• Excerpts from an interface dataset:

Content starts

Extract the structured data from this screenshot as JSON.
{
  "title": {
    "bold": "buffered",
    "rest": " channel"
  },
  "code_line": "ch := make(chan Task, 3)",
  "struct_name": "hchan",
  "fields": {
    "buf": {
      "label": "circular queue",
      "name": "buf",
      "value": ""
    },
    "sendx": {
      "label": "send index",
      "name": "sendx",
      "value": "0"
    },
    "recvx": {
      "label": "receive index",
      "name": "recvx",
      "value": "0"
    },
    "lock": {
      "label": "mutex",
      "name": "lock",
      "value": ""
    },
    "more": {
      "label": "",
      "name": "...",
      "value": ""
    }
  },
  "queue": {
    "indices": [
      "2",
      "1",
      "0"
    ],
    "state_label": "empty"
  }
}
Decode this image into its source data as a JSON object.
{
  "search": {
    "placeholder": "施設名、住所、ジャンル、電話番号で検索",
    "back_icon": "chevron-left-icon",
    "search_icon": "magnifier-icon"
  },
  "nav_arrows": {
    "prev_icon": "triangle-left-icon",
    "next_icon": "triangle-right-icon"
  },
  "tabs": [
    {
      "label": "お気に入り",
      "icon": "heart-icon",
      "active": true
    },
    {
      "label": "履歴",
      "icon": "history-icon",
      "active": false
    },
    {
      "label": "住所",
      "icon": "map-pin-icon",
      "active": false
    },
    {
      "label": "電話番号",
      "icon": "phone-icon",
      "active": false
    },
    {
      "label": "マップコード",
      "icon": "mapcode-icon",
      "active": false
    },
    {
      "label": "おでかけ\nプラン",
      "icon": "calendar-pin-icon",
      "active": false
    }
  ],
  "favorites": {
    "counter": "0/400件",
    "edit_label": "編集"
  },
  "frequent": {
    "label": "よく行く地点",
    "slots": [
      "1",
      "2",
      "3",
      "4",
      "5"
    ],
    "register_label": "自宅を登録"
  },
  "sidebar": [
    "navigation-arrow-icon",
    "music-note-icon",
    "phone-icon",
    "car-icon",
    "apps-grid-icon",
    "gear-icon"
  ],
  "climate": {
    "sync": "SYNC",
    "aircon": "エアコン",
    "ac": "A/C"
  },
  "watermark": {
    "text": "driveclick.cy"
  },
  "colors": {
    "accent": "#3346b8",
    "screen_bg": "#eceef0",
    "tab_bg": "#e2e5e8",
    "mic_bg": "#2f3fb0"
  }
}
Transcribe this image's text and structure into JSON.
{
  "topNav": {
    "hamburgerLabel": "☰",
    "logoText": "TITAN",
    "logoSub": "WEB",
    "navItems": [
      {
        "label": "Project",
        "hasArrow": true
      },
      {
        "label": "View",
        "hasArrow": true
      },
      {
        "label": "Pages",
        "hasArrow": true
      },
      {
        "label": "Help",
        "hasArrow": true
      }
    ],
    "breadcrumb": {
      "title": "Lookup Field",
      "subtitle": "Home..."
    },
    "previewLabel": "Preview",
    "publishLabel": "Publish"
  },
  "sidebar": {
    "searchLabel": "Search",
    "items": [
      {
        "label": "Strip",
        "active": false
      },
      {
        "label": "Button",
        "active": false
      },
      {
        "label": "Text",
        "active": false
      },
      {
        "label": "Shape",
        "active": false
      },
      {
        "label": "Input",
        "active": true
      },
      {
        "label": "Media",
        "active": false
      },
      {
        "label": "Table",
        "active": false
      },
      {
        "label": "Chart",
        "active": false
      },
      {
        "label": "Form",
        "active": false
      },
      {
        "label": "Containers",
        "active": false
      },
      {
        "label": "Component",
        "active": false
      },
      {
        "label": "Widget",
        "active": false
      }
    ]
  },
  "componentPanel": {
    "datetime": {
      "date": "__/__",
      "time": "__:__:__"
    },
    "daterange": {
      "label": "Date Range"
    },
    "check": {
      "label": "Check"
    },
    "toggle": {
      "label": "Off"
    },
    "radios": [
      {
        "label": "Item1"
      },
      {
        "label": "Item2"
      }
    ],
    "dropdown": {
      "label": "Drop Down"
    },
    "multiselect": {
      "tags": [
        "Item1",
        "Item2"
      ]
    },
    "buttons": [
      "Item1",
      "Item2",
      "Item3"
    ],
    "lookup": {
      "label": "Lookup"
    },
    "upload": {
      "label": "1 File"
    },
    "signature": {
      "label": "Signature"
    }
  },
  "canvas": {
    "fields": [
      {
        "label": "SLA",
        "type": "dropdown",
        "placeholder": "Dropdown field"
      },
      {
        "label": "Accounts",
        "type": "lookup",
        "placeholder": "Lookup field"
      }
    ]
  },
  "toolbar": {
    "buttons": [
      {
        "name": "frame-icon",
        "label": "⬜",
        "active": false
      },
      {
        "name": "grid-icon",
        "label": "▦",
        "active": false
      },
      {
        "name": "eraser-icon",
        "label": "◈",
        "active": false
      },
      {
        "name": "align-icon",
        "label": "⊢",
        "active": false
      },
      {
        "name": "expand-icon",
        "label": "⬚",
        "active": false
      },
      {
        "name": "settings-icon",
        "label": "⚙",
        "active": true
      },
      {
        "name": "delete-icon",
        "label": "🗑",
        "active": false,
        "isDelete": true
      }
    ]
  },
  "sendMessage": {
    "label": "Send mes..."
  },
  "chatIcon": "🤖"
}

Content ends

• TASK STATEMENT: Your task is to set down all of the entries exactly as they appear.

• FINAL ANSWER:
Extract the structured data from this screenshot as JSON.
{
  "title": {
    "bold": "buffered",
    "rest": " channel"
  },
  "code_line": "ch := make(chan Task, 3)",
  "struct_name": "hchan",
  "fields": {
    "buf": {
      "label": "circular queue",
      "name": "buf",
      "value": ""
    },
    "sendx": {
      "label": "send index",
      "name": "sendx",
      "value": "0"
    },
    "recvx": {
      "label": "receive index",
      "name": "recvx",
      "value": "0"
    },
    "lock": {
      "label": "mutex",
      "name": "lock",
      "value": ""
    },
    "more": {
      "label": "",
      "name": "...",
      "value": ""
    }
  },
  "queue": {
    "indices": [
      "2",
      "1",
      "0"
    ],
    "state_label": "empty"
  }
}
Decode this image into its source data as a JSON object.
{
  "search": {
    "placeholder": "施設名、住所、ジャンル、電話番号で検索",
    "back_icon": "chevron-left-icon",
    "search_icon": "magnifier-icon"
  },
  "nav_arrows": {
    "prev_icon": "triangle-left-icon",
    "next_icon": "triangle-right-icon"
  },
  "tabs": [
    {
      "label": "お気に入り",
      "icon": "heart-icon",
      "active": true
    },
    {
      "label": "履歴",
      "icon": "history-icon",
      "active": false
    },
    {
      "label": "住所",
      "icon": "map-pin-icon",
      "active": false
    },
    {
      "label": "電話番号",
      "icon": "phone-icon",
      "active": false
    },
    {
      "label": "マップコード",
      "icon": "mapcode-icon",
      "active": false
    },
    {
      "label": "おでかけ\nプラン",
      "icon": "calendar-pin-icon",
      "active": false
    }
  ],
  "favorites": {
    "counter": "0/400件",
    "edit_label": "編集"
  },
  "frequent": {
    "label": "よく行く地点",
    "slots": [
      "1",
      "2",
      "3",
      "4",
      "5"
    ],
    "register_label": "自宅を登録"
  },
  "sidebar": [
    "navigation-arrow-icon",
    "music-note-icon",
    "phone-icon",
    "car-icon",
    "apps-grid-icon",
    "gear-icon"
  ],
  "climate": {
    "sync": "SYNC",
    "aircon": "エアコン",
    "ac": "A/C"
  },
  "watermark": {
    "text": "driveclick.cy"
  },
  "colors": {
    "accent": "#3346b8",
    "screen_bg": "#eceef0",
    "tab_bg": "#e2e5e8",
    "mic_bg": "#2f3fb0"
  }
}
Transcribe this image's text and structure into JSON.
{
  "topNav": {
    "hamburgerLabel": "☰",
    "logoText": "TITAN",
    "logoSub": "WEB",
    "navItems": [
      {
        "label": "Project",
        "hasArrow": true
      },
      {
        "label": "View",
        "hasArrow": true
      },
      {
        "label": "Pages",
        "hasArrow": true
      },
      {
        "label": "Help",
        "hasArrow": true
      }
    ],
    "breadcrumb": {
      "title": "Lookup Field",
      "subtitle": "Home..."
    },
    "previewLabel": "Preview",
    "publishLabel": "Publish"
  },
  "sidebar": {
    "searchLabel": "Search",
    "items": [
      {
        "label": "Strip",
        "active": false
      },
      {
        "label": "Button",
        "active": false
      },
      {
        "label": "Text",
        "active": false
      },
      {
        "label": "Shape",
        "active": false
      },
      {
        "label": "Input",
        "active": true
      },
      {
        "label": "Media",
        "active": false
      },
      {
        "label": "Table",
        "active": false
      },
      {
        "label": "Chart",
        "active": false
      },
      {
        "label": "Form",
        "active": false
      },
      {
        "label": "Containers",
        "active": false
      },
      {
        "label": "Component",
        "active": false
      },
      {
        "label": "Widget",
        "active": false
      }
    ]
  },
  "componentPanel": {
    "datetime": {
      "date": "__/__",
      "time": "__:__:__"
    },
    "daterange": {
      "label": "Date Range"
    },
    "check": {
      "label": "Check"
    },
    "toggle": {
      "label": "Off"
    },
    "radios": [
      {
        "label": "Item1"
      },
      {
        "label": "Item2"
      }
    ],
    "dropdown": {
      "label": "Drop Down"
    },
    "multiselect": {
      "tags": [
        "Item1",
        "Item2"
      ]
    },
    "buttons": [
      "Item1",
      "Item2",
      "Item3"
    ],
    "lookup": {
      "label": "Lookup"
    },
    "upload": {
      "label": "1 File"
    },
    "signature": {
      "label": "Signature"
    }
  },
  "canvas": {
    "fields": [
      {
        "label": "SLA",
        "type": "dropdown",
        "placeholder": "Dropdown field"
      },
      {
        "label": "Accounts",
        "type": "lookup",
        "placeholder": "Lookup field"
      }
    ]
  },
  "toolbar": {
    "buttons": [
      {
        "name": "frame-icon",
        "label": "⬜",
        "active": false
      },
      {
        "name": "grid-icon",
        "label": "▦",
        "active": false
      },
      {
        "name": "eraser-icon",
        "label": "◈",
        "active": false
      },
      {
        "name": "align-icon",
        "label": "⊢",
        "active": false
      },
      {
        "name": "expand-icon",
        "label": "⬚",
        "active": false
      },
      {
        "name": "settings-icon",
        "label": "⚙",
        "active": true
      },
      {
        "name": "delete-icon",
        "label": "🗑",
        "active": false,
        "isDelete": true
      }
    ]
  },
  "sendMessage": {
    "label": "Send mes..."
  },
  "chatIcon": "🤖"
}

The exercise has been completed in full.